This week’s AEW Dynamite was more noteworthy than most, with multiple surprise returns, excellent matches, and shocking angles. Here, I break down what worked and what didn’t.
Anything can happen on Dynamite
I enjoy promotions like New Japan because I can count on their great matches with storytelling that’s easy to understand. American promotions are different because they have to draw ratings week after week. As such, companies in the US tend to rely on surprises or hotshot booking to account for their weekly television audience.
With both AEW and WWE, I get a feeling that anything can happen when I watch either show. With WWE, that’s a bad thing, because I’m completely indifferent to whatever happens. I have no faith that it’ll be good, so even if I’m “shocked” by something like the Hurt Business breaking up, I won’t care, because that’s a bad booking choice.

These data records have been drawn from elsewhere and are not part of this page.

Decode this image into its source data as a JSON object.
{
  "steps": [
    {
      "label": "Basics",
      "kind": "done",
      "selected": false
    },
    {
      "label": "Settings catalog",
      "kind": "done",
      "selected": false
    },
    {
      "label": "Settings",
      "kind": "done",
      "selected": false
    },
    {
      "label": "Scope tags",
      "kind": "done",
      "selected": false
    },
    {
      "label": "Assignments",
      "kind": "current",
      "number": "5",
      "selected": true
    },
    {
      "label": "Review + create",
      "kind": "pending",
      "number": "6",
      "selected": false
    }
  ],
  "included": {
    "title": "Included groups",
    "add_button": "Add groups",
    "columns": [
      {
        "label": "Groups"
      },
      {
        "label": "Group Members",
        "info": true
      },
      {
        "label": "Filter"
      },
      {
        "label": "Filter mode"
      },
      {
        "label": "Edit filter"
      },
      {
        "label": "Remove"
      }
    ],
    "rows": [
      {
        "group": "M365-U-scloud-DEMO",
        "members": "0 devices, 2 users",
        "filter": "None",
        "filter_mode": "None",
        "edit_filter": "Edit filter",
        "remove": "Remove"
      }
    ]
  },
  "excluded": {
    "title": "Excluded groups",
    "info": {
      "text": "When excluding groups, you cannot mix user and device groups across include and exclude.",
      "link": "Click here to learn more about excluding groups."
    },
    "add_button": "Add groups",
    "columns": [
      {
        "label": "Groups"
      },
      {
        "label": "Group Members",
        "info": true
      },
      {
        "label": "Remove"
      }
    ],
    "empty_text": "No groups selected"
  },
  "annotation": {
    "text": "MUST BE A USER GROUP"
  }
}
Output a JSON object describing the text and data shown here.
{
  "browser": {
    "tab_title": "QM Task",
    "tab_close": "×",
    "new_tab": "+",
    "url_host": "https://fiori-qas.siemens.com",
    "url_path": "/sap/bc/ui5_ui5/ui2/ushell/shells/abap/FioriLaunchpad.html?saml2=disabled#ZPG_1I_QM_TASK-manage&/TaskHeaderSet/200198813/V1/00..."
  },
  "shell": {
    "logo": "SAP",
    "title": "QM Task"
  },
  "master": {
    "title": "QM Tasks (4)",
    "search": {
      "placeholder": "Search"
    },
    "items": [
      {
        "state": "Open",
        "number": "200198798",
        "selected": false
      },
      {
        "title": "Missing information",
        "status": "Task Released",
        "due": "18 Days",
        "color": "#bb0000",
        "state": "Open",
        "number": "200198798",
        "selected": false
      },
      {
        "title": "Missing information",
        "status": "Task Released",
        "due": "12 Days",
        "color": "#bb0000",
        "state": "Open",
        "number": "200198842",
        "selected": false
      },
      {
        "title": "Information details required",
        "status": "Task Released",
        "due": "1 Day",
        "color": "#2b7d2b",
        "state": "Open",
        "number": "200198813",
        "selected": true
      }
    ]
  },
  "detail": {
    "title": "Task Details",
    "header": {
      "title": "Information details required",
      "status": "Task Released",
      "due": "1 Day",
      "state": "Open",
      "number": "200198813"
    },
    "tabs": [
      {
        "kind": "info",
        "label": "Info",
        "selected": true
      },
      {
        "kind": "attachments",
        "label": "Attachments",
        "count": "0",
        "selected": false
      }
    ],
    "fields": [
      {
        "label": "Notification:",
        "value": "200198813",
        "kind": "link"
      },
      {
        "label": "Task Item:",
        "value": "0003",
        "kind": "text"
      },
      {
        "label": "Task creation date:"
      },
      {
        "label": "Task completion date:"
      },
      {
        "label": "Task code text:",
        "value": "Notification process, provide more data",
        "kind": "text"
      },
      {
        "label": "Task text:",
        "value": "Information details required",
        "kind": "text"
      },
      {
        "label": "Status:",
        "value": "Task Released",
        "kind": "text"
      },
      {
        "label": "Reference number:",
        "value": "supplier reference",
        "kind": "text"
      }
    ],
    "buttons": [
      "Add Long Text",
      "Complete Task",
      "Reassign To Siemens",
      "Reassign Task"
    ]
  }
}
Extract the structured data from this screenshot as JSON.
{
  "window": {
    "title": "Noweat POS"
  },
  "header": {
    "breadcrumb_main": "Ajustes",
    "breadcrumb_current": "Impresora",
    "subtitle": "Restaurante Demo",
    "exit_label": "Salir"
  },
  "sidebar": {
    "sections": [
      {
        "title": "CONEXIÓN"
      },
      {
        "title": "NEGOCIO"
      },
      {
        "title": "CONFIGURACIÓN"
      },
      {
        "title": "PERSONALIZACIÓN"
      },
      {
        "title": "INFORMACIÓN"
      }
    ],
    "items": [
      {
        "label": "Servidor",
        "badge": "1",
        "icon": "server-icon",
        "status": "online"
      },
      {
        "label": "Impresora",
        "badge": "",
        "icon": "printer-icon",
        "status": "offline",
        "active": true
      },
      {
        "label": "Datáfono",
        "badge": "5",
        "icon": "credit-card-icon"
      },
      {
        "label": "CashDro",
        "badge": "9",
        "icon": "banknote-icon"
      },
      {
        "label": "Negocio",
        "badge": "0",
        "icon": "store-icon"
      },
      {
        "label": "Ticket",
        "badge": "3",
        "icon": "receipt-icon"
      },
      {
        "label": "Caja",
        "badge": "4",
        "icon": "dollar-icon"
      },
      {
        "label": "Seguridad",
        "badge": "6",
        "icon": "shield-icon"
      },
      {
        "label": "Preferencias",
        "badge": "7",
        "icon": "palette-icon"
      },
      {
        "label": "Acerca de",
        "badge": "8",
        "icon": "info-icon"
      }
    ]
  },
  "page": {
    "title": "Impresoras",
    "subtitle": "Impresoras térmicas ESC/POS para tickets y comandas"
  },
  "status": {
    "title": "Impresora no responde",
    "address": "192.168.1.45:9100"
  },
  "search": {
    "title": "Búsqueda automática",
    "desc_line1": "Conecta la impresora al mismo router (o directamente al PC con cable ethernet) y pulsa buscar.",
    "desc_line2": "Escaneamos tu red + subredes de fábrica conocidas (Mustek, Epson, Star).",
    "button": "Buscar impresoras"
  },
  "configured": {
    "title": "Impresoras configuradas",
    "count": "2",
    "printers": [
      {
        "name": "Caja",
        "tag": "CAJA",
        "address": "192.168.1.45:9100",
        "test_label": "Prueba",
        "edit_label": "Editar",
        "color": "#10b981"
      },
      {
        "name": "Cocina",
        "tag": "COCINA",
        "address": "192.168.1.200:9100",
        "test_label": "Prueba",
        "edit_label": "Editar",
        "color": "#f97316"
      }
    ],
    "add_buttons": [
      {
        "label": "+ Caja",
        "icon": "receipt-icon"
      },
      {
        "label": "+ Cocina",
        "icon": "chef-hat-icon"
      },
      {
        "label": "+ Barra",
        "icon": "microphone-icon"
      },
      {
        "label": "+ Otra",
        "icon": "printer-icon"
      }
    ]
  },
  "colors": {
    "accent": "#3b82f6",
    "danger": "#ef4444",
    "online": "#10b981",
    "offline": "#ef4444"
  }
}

AEW does the opposite. I had no idea that Kris Statlander or Trent would make their returns tonight. I had no idea QT Marshall and the Nightmare Factory would turn on the Rhodes brothers. AEW provided a vague conceptualization of what “Arcade Anarchy” would entail, but it ended up being so much more than that. When a weekly wrestling show surprises me, a jaded fan, it ends up as must-see television.
The Inner Circle is back
It was great to see Chris Jericho and company return in an excellent segment that the Inner Circle beat the daylights out of their new rivals, the Pinnacle. Jericho’s voice is so synonymous with Dynamite at this point that his absence loomed large, even after just two weeks. I can’t wait to see how these two titanic stables will try to one-up each other in the coming weeks.
The segment itself was awesome. It felt a lot more feasible than so many of AEW’s cut-and-paste backstage brawls. Each Inner Circle member was matched up with their Pinnacle equivalent and emphatically laid each one of them out, with Jericho giving MJF an actual swirlie on national television to top it all off.
QT Marshall’s new stable
I’m dubious about a QT Marshall-led stable working as a ratings draw, but I couldn’t help but get a little excited at this angle as it was presented tonight. I love that finally a talent from Dark other than Powerhouse Hobbs or Red Velvet got a chance to appear.
The turn was well-done, with Dustin bleeding as usual and Cody selling like his arm was legitimately destroyed. Nick Comoroto comes across as a bad dude, Solow is a great in-ring talent, and Ogogo adds some unique legitimacy to AEW’s pro wrestling fantasy.
But the best part is the continued elevation of Lee Johnson, of whom there may be no bigger fan than I. The fact that he’s paired with the Rhodes’ shows how high the company is on him—as they should be.
No follow-up on storylines
It’s ridiculous that Thunder Rosa just wrestled (and won!) perhaps the greatest women’s match in American history but has yet to speak on AEW television since. What’s the point of giving her that massive victory if there’s no follow-up plan? And why is Britt Baker still calling her out even though that feud is ostensibly over?
This type of thing happens all the time on AEW. Matt Hardy cut a promo talking about how starting April 1, he’s able to make all of his money back, so the only payoff of his Big Money gimmick against Hangman Page was a 30-second skit about a lawnmower?
Speaking of Page, where was he this week? Or Lance Archer? And why hasn’t there been any mention of Shaquille O’Neal’s disappearance? Or about Fénix and PAC, who are still the top contenders to the tag titles despite winning contendership last month?
Dynamite doesn’t need to devote a segment to every storyline in the company each week, but considering they did such a great job with video packages last week on the live show, I have no idea why they couldn’t do it this week as well.
I thought this was a really good Dynamite show overall, and nothing stood out as particularly bad, but rounding out storytelling beats like this could improve the show from being “really good” to “great” each week.